The Iowa caucus debacle plays right into Trump's 'swamp' narrative

The Iowa caucus debacle plays right into Trump's 'swamp' narrative
© Greg Nash

Congratulations, Democratic Party.

In a display of complete, abject incompetence, and likely enormous anti-Bernie SandersBernie SandersDemocratic senators call on domestic airlines to issue cash refunds for travelers Sanders still sees 'narrow path' to Democratic presidential nomination Tenants call on lawmakers to pass rent freezes MORE bias, the historical mismanagement of the Iowa caucuses has gifted President Donald TrumpDonald John TrumpIllinois governor says state has gotten 10 percent of medical equipments it's requested Biden leads Trump by 6 points in national poll Tesla offers ventilators free of cost to hospitals, Musk says MORE fodder for the very narrative that catapulted him to a shocking 2016 victory: that the "swampy" system is corrupt, soaked in shady money, and should not be trusted.

To make matters worse? That narrative is rooted in reality.


After months of tireless preparation and millions upon millions of dollars poured into organizing and advertisements, the Democratic Party still found a way to shake voters' confidence in its already convoluted process further. They introduced an app, funded by dark money and with ties to both the Buttigieg and Biden campaigns, to help report the caucus results. None of the precinct chairs had received any training on the usage of this app before caucus day. The app itself was reportedly hurried into use despite design flaws, and was published on the very day it was tasked with tabulating the nation's voting decisions.

And why would the party do such a thing? Well, the same reason the establishments of both parties do anything and everything: money.

The Shadow app was created by former Hillary ClintonHillary Diane Rodham ClintonBiden's pick for vice president doesn't matter much GOP challenger seizes on outrage against Massie Juan Williams: Mueller, one year on MORE staffers — staffers whose philosophies are deeply emblematic of the old guard of the Democratic Party that remains awash in consultant cash. That old guard was so enamored with handing out cushy contracts to their D.C. friends that it nearly bankrupted the Democratic National Committee, leaving the DNC millions of dollars in debt heading into the 2016 election. And the Shadow team's previous venture before this app development? That also teetered on the brink of financial collapse.

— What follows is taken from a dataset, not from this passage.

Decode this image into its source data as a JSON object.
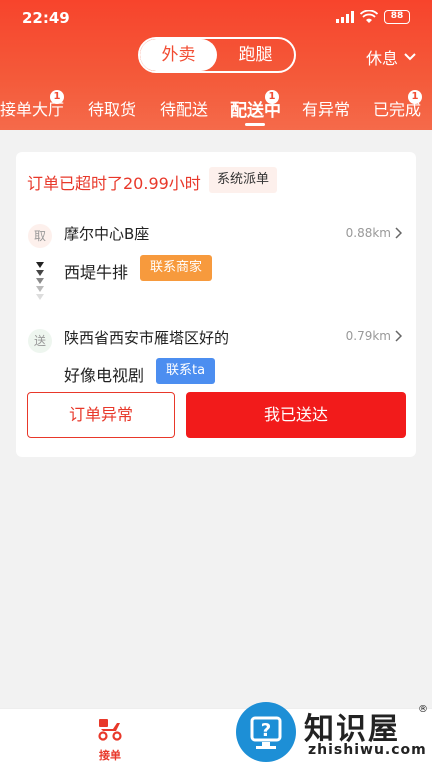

Despite this, multiple states embraced the usage of the Shadow app because of national party encouragement, paying out hundreds of thousands of dollars to this vendor instead of merely reporting the results by phone, the initial desire of Iowa Democrats. Because, while it may be solely implicit and unconscious, the ultimate driving factor for a majority of Democratic operatives, propelled by systemic incentives, is precisely what campaign finance activists have been screaming about for decades: money.

This is not to say that the Republican Party is any better. They are certainly much worse. They are almost entirely bought off by corporations, the wealthy and the well-connected. But because many Democratic leadership stalwarts have refused to loosen their grip on corporate donations and glossy but toxic vendor contracts, the shameless right is bound to capitalize on it and paint the left as hopelessly corrupt.


Pro-Trump organizations and pundits have been gleefully sharing images of Iowa caucus dysfunction. Republican Rep. Mark MeadowsMark Randall MeadowsThe Hill's 12:30 Report: McConnell, Pelosi at odds over next relief bill The Hill's Morning Report - Presented by Facebook - Trump blends upbeat virus info and high US death forecast Meadows joins White House in crisis mode MORE sneered at the mess, adding that "this is the party that wants to run your healthcare." The president smugly called the Democratic process an "unmitigated disaster" on Twitter and declared himself the winner.

The Republicans are winning the "swamp" narrative, however blatantly untrue in comparison to their systemic swampiness. They're winning, and they don't even have to try.

The Democratic Party has been correctly (albeit obsessively) pounding their fists about election integrity ever since the Russians interfered in the 2016 presidential election on behalf of Donald Trump. But what about election integrity within their own party's process?

The 2020 Iowa caucuses have shown that integrity takes a backseat to maintain the same corporate consultant culture that handed Democrats a debilitating 1,000 seat loss during President Obama's tenure and subsequently, the presidency in 2016.

Instead of embracing grassroots organizing, which has lifted Bernie Sanders to the top of the polls despite enormous institutional obstacles, too many in the party establishment have tried to prop up the very systems that elevated Trump. They are either blissfully unaware of how dangerous those systems are, or are too steeped in their quotidian corruption to care.

How much more bungling can the Democratic elites stand before they look in the mirror and acknowledge the party overhaul that must take place? How much more agitation from its progressive base can the DNC ignore before the corporate majority in leadership finally releases their vise-grip on power? How much more public embarrassment can they take before they realize that the old ways are the fuel that Trump needs to limp his way to four more years?

I worry that the answer is much more. And that should terrify everyone.

Emma Vigeland is a correspondent and producer for TYT.